Palace filled with art treasures is a major attraction in Bergamo
One of the biggest jewels in Bergamo’s crown, the prestigious art gallery Accademia Carrara, is shining even more brightly now it is open to the public again.
The magnificent palace just outside the Città Alta, which was built in the 18th century to house one of the richest private collections of art in Italy, had been closed for renovation work for seven years.
It is the only Italian museum to be entirely stocked with donations and bequests from private collectors. Visitors can now view a broad-ranging collection of works by the masters of the Venetian, Lombard and Tuscan renaissances as well as great artists who came later, such as Lotto, Titian, Moroni, Rubens, Tiepolo, Guardi and Canaletto, to name but a few.
|Restored Accademia the day it reopened|
The reopening of the Accademia Carrara in April this year sparked great celebrations in Bergamo, after the museum had been closed for so long for restoration and maintenance work.
Following a spectacular opening ceremony and party the museum opened its doors to the public for the first time on 24 April. Thousands of people were waiting outside in Piazza Giacomo Carrara to get their first look inside the refurbished building.
Visitors can now walk through 28 rooms to view more than 600 major works by artists and sculptors spanning five centuries.
Highlights include: Madonna and Child by Andrea Mantegna; Portrait of Leonello d’Este by Pisanello; Three Crucifixes by Vincenzo Foppa; Madonna and Child by Giovanni Bellini; The Story of Virginia the Roman by Sandro Botticelli; The Mystic Marriage of Saint Catherine by Lorenzo Lotto; Madonna and Child in a Landscape by Tiziano Vecellio; Madonna with Baby and Saints by Palma il Vecchio; Portrait of an Elderly Man seated by Giovan Battista Moroni; The Grand Canal from Palazzo Balbi by Antonio Canal Canaletto.
The Accademia Carrara was established in Bergamo in 1794 on the initiative of Bergamo
aristocrat Count Giacomo Carrara as a combined Pinacoteca and School

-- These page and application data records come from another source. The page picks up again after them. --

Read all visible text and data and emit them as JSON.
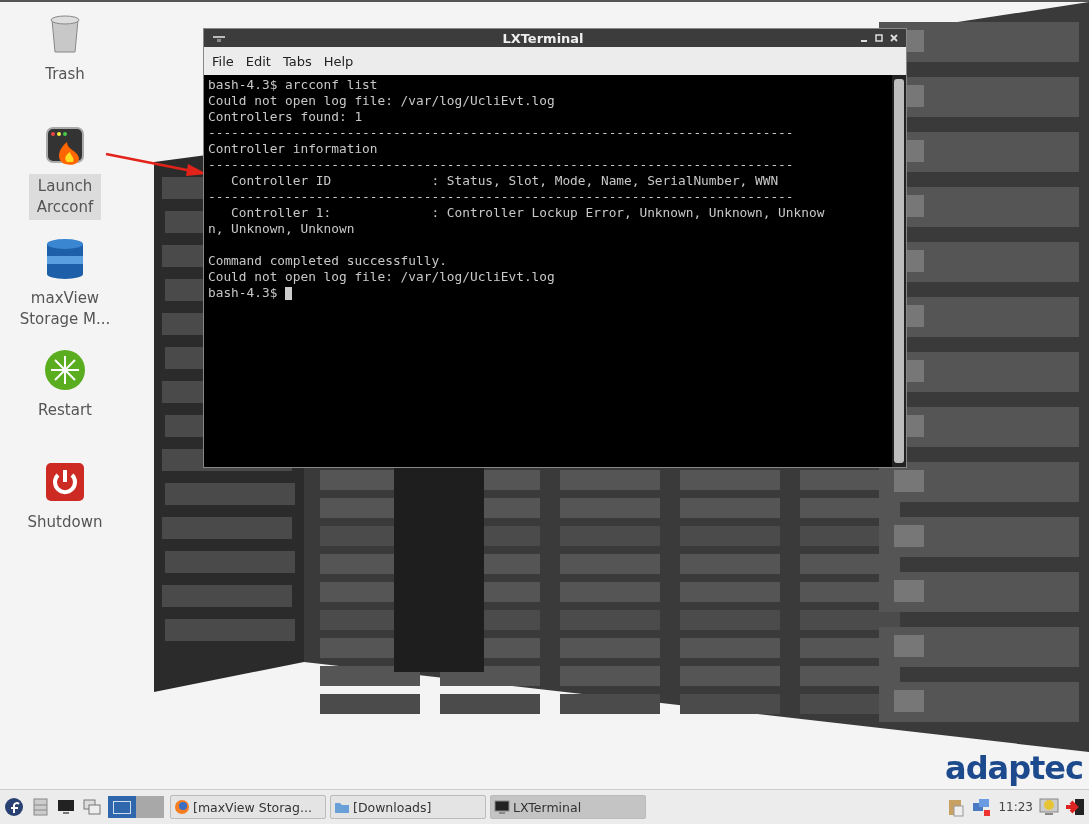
{
  "desktop_icons": [
    {
      "kind": "trash",
      "label": "Trash",
      "selected": false
    },
    {
      "kind": "arcconf",
      "label": "Launch Arcconf",
      "selected": true
    },
    {
      "kind": "maxview",
      "label": "maxView Storage M...",
      "selected": false
    },
    {
      "kind": "restart",
      "label": "Restart",
      "selected": false
    },
    {
      "kind": "shutdown",
      "label": "Shutdown",
      "selected": false
    }
  ],
  "terminal": {
    "title": "LXTerminal",
    "menu": [
      "File",
      "Edit",
      "Tabs",
      "Help"
    ],
    "lines": [
      {
        "kind": "text",
        "text": "bash-4.3$ arcconf list"
      },
      {
        "kind": "text",
        "text": "Could not open log file: /var/log/UcliEvt.log"
      },
      {
        "kind": "text",
        "text": "Controllers found: 1"
      },
      {
        "kind": "rule",
        "text": "----------------------------------------------------------------------------"
      },
      {
        "kind": "text",
        "text": "Controller information"
      },
      {
        "kind": "rule",
        "text": "----------------------------------------------------------------------------"
      },
      {
        "kind": "text",
        "text": "   Controller ID             : Status, Slot, Mode, Name, SerialNumber, WWN"
      },
      {
        "kind": "rule",
        "text": "----------------------------------------------------------------------------"
      },
      {
        "kind": "text",
        "text": "   Controller 1:             : Controller Lockup Error, Unknown, Unknown, Unknow"
      },
      {
        "kind": "text",
        "text": "n, Unknown, Unknown"
      },
      {
        "kind": "blank"
      },
      {
        "kind": "text",
        "text": "Command completed successfully."
      },
      {
        "kind": "text",
        "text": "Could not open log file: /var/log/UcliEvt.log"
      },
      {
        "kind": "prompt",
        "text": "bash-4.3$"
      }
    ]
  },
  "logo": "adaptec",
  "taskbar": {
    "launchers": [
      {
        "kind": "fedora"
      },
      {
        "kind": "files"
      },
      {
        "kind": "monitor"
      },
      {
        "kind": "windows"
      }
    ],
    "desktops": [
      {
        "selected": true
      },
      {
        "selected": false
      }
    ],
    "tasks": [
      {
        "kind": "browser",
        "label": "[maxView Storag...",
        "selected": false
      },
      {
        "kind": "folder",
        "label": "[Downloads]",
        "selected": false
      },
      {
        "kind": "terminal",
        "label": "LXTerminal",
        "selected": true
      }
    ],
    "tray": [
      {
        "kind": "clipboard"
      },
      {
        "kind": "network"
      },
      {
        "kind": "clock",
        "text": "11:23"
      },
      {
        "kind": "lock"
      },
      {
        "kind": "exit"
      }
    ]
  }
}
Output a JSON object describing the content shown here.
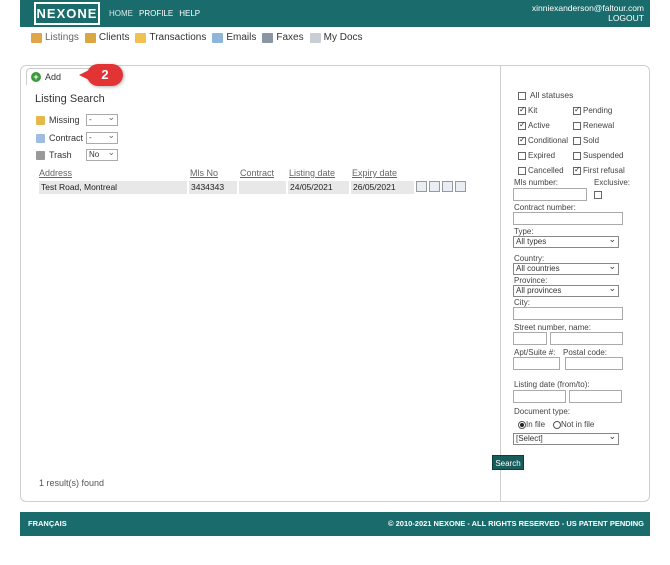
{
  "header": {
    "logo": "NEXONE",
    "nav": [
      "HOME",
      "PROFILE",
      "HELP"
    ],
    "user_email": "xinniexanderson@faltour.com",
    "logout": "LOGOUT"
  },
  "tabs": [
    {
      "label": "Listings",
      "icon": "house-icon"
    },
    {
      "label": "Clients",
      "icon": "clients-icon"
    },
    {
      "label": "Transactions",
      "icon": "folder-icon"
    },
    {
      "label": "Emails",
      "icon": "envelope-icon"
    },
    {
      "label": "Faxes",
      "icon": "fax-icon"
    },
    {
      "label": "My Docs",
      "icon": "docs-icon"
    }
  ],
  "add": {
    "label": "Add",
    "badge": "2"
  },
  "listing": {
    "title": "Listing Search",
    "filters": [
      {
        "label": "Missing",
        "value": "-"
      },
      {
        "label": "Contract",
        "value": "-"
      },
      {
        "label": "Trash",
        "value": "No"
      }
    ],
    "columns": [
      "Address",
      "Mls No",
      "Contract",
      "Listing date",
      "Expiry date"
    ],
    "rows": [
      {
        "address": "Test Road, Montreal",
        "mls": "3434343",
        "contract": "",
        "listing_date": "24/05/2021",
        "expiry_date": "26/05/2021"
      }
    ],
    "result": "1 result(s) found"
  },
  "search": {
    "all_statuses": "All statuses",
    "statuses": [
      {
        "label": "Kit",
        "checked": true
      },
      {
        "label": "Pending",
        "checked": true
      },
      {
        "label": "Active",
        "checked": true
      },
      {
        "label": "Renewal",
        "checked": false
      },
      {
        "label": "Conditional",
        "checked": true
      },
      {
        "label": "Sold",
        "checked": false
      },
      {
        "label": "Expired",
        "checked": false
      },
      {
        "label": "Suspended",
        "checked": false
      },
      {
        "label": "Cancelled",
        "checked": false
      },
      {
        "label": "First refusal",
        "checked": true
      }
    ],
    "mls_label": "Mls number:",
    "exclusive_label": "Exclusive:",
    "contract_label": "Contract number:",
    "type_label": "Type:",
    "type_value": "All types",
    "country_label": "Country:",
    "country_value": "All countries",
    "province_label": "Province:",
    "province_value": "All provinces",
    "city_label": "City:",
    "street_label": "Street number, name:",
    "apt_label": "Apt/Suite #:",
    "postal_label": "Postal code:",
    "listing_date_label": "Listing date (from/to):",
    "doctype_label": "Document type:",
    "in_file": "In file",
    "not_in_file": "Not in file",
    "doctype_value": "[Select]",
    "button": "Search"
  },
  "footer": {
    "lang": "FRANÇAIS",
    "copyright": "© 2010-2021 NEXONE - ALL RIGHTS RESERVED - US PATENT PENDING"
  },
  "colors": {
    "brand": "#1a6b6b",
    "badge": "#e23434"
  }
}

of Painting. In addition to his collection of paintings he left his entire estate to the Accademia to secure its future.
The number and quality of works in the Accademia increased over the years thanks to the many donations and bequests received from private collectors.
From being a museum dedicated to Renaissance painting, the Accademia grew into an art gallery that also provided a broad representation of pictorial genres from the 17th, 18th and 19th centuries.
For part of the time the gallery was closed, the gems of the collection went on show in New York’s Metropolitan Museum of Art. And visitors to Bergamo were able to see some of the paintings on display in the Truss Room of Palazzo della Ragione in Piazza Vecchia.
|Painting depicts the death of Bergamo composer Donizetti|
But now one of the richest collections of art in Italy is back where it belongs, in the Palace built specially to house it, in Bergamo’s Città Bassa.
Accademia Carrara in Piazza Giacomo Carrara is just outside the walls of the Città Alta, a short walk from Porta Sant’Agostino.
Accademia Carrara is open Monday, Wednesday and Thursday from 10 am to 7 pm; Friday from 10 am to 12 pm and Saturday and Sunday from 10 am to 8 pm. It is closed on Tuesday. For more information visit www.lacarrara.it.